Supreme Court Judges Have Too Many Conflicts of Interest to Reconsider Net Neutrality
Three justices wanted to reconsider a lower court’s decision on net neutrality, but couldn’t get a majority because two other conservative justices had conflicts of interest and had to recuse themselves.
A 2016 pro-net neutrality court decision won’t be challenged in the Supreme Court because too many judges have conflicts of interest, the court said Monday.
After the Federal Communications Commission passed sweeping net neutrality regulations in 2015, multiple telecom companies and industry groups tried to sue the FCC, claiming it wasn’t the FCC’s job to regulate the internet. This lawsuit was heard by the US Court of Appeals for the DC Circuit, which ruled 2-1 in the FCC’s favor, saying the agency acted well within its purview.
Last year, major ISPs and the FCC asked the Supreme Court to reconsider this decision, even though the FCC has since repealed those regulations.
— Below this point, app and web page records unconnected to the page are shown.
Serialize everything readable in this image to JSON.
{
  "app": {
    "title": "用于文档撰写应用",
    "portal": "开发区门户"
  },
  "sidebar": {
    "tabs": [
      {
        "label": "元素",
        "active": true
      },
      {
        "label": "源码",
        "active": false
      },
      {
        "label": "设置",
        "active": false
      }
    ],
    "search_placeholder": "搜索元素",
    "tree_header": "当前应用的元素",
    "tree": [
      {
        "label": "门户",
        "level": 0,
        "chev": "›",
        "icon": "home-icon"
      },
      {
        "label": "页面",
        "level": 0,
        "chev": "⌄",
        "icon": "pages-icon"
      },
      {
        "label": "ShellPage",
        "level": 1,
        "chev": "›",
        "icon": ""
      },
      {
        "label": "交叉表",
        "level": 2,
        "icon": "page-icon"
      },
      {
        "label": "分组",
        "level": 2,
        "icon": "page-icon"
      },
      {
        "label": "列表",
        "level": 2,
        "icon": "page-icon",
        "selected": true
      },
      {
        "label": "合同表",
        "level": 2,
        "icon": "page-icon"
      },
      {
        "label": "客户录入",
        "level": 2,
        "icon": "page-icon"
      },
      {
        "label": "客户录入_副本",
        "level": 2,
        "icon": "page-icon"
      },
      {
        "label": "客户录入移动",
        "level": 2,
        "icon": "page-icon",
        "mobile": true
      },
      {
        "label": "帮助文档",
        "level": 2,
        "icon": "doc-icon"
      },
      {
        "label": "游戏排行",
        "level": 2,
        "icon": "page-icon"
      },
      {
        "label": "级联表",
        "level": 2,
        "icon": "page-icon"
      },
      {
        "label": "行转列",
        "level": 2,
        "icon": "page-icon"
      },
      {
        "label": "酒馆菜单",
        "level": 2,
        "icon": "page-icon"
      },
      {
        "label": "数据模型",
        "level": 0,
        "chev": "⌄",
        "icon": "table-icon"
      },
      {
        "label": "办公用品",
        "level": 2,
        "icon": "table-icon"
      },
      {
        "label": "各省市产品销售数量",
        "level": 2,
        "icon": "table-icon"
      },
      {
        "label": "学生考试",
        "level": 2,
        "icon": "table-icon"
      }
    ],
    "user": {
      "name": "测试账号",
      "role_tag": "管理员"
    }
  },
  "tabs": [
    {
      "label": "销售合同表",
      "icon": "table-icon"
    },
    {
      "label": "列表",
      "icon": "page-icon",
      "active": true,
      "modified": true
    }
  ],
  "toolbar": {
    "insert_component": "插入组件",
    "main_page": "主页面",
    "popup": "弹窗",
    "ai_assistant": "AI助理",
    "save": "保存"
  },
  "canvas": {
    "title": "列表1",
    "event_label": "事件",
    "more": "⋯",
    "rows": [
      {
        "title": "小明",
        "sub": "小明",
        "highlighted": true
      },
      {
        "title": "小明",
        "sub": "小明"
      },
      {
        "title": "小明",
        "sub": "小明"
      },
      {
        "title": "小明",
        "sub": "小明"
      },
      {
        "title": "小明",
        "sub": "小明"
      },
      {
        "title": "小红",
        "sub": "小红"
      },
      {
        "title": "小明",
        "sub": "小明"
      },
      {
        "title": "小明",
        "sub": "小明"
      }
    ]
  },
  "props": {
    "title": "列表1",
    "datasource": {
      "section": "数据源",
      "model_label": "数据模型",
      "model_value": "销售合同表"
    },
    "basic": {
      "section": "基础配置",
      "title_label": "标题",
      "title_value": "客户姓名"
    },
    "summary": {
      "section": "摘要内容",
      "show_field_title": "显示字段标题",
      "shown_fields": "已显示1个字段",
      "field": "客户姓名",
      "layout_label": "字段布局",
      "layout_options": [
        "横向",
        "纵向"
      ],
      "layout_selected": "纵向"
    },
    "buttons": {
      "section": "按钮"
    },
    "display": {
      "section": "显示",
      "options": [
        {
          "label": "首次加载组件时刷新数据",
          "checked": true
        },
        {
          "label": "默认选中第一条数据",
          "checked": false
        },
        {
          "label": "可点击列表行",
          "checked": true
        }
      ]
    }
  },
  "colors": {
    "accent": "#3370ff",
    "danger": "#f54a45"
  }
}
According to a decision published Monday, three of the Supreme Court justices—Clarence Thomas, Samuel Alito and Neil M. Gorsuch—said they would have been down to take another look at this decision, but they weren’t able to get a majority because two of the judges had to recuse themselves. This is the end of the road for this particular appeal, but there are other lawsuits from both sides making their way through the courts.
Chief Justice John G. Roberts Jr. abstained from voting because he owns stock in Time Warner, one of the companies filing the petition to consider the case. And Trump’s latest court appointee, Brett Kavanaugh, once filed an anti-net neutrality dissent in this very case when Big Telecom tried to get the DC Circuit to reconsider its original ruling (Kavanaugh was outnumbered).
But this is far from over. Just as open internet proponents are exploring every avenue available, from lawsuits to local laws to restore net neutrality, those against regulation are working to add more nails to the coffin and ensure federal internet protections will be even harder to enact in the future.